Startling similarities in charities’ website
The Singapore Children’s Society (SCS), which has been helping children in need since 1952, has accused the foundation of lifting information off the society’s website for its own website.
A lawyer’s letter was shot off last Friday to the foundation, demanding that it remove the copied information in seven days, or face legal action.
Mr Koh Choon Hui, SCS’ chairman, told The Straits Times: “They have wrongfully used our material and posted them on their own website, confusing our donors and the public. We can’t allow this to continue.”
He added that the society would “fiercely protect” its reputation and brand image.
Yesterday afternoon, the foundation’s founder, Mr Rajendren Rajamani, 24, admitted that its website had “some startling similarities” with SCS’ website. He blamed it on volunteers who created the website and said the lifted information had been removed.
The Straits Times looked in on both websites earlier yesterday and found strikingly similar wording, especially in the part about the charities’ vision, core values and the list of frequently-asked questions (FAQs).
One giveaway that the foundation had plagiarised from SCS’ website was in the answer to this question: “How is the Children of Singapore Foundation governed?”
The answer on the foundation’s website: “Singapore Children’s Society is managed by an executive committee. As the highest policy and decision making body, the executive committee has the ultimate responsibility of ensuring that the foundation is governed and managed responsibly and prudently.”
Whoever had copied the lines had not even replaced “Singapore Children’s Society” with “Children of Singapore Foundation”.
Mr Rajendren said: “We concede that we may have unknowingly compared our foundation with the Singapore Children’s Society and inevitably followed some of their values and FAQs.”
His foundation first caused consternation in the charity circles about two weeks ago when it came to light that it had no staff, few beneficiaries and appeared to lack professionally run services.
Yet, it has been actively soliciting donations on the streets.
When asked why its website claimed the charity had full-time staff when he told The Straits Times otherwise, Mr Rajendren said: ”We again followed some of the information from the Singapore Children’s Society and we apologise unreservedly for our oversight.”
The Straits Times also found out that he started the foundation with his parents. Family foundations are not unusual, but those in the charity sector say these use the family’s wealth to run the activities instead of raising funds from the public to do so.
The fact that the foundation has charity status has also shown how easy it apparently is to get a charity registered.
Those in the charity sector want the Commissioner of Charities to ask more questions about a proposed organisation’s plans, board members and sources of funding before granting them charity status.
When asked why the foundation’s two other directors are his parents, Mr Rajendren replied: “Such information has been declared to the Commissioner of Charities as required.”
THEY ARE CONFUSING OUR DONORS
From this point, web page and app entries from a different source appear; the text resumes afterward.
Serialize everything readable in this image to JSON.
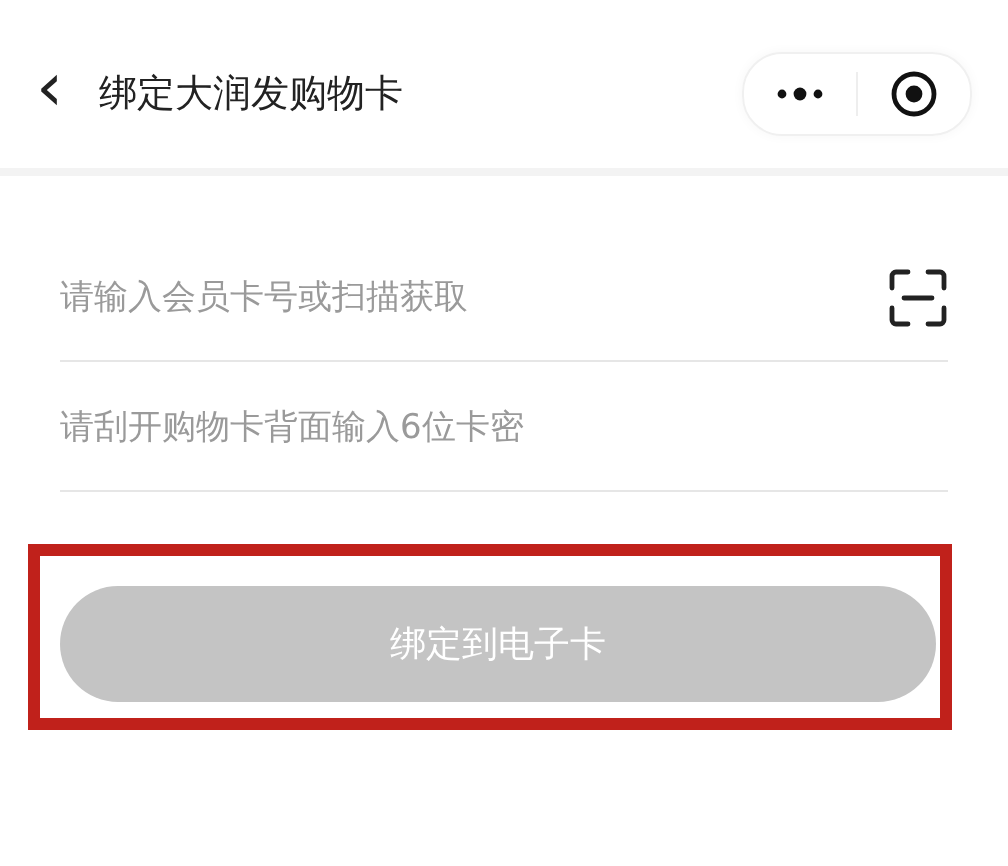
{
  "nav_bar": {
    "back_icon": "‹",
    "title": "绑定大润发购物卡"
  },
  "fields": [
    {
      "kind": "scan",
      "placeholder": "请输入会员卡号或扫描获取"
    },
    {
      "kind": "plain",
      "placeholder": "请刮开购物卡背面输入6位卡密"
    }
  ],
  "submit_button": {
    "label": "绑定到电子卡",
    "disabled": true,
    "highlighted": true
  }
}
“They have wrongfully used our material and posted them on their own website, confusing our donors and the public. We can’t allow this to continue.”
MR KOH CHOON HUI, Singapore Children’s Society chairman
WHY THE SAME WORDS
“We may have unknowingly compared our foundation with the Singapore Children’s Society and inevitably followed some of their values and FAQs.”
MR RAJENDREN RAJAMANI, founder of the Children of Singapore Foundation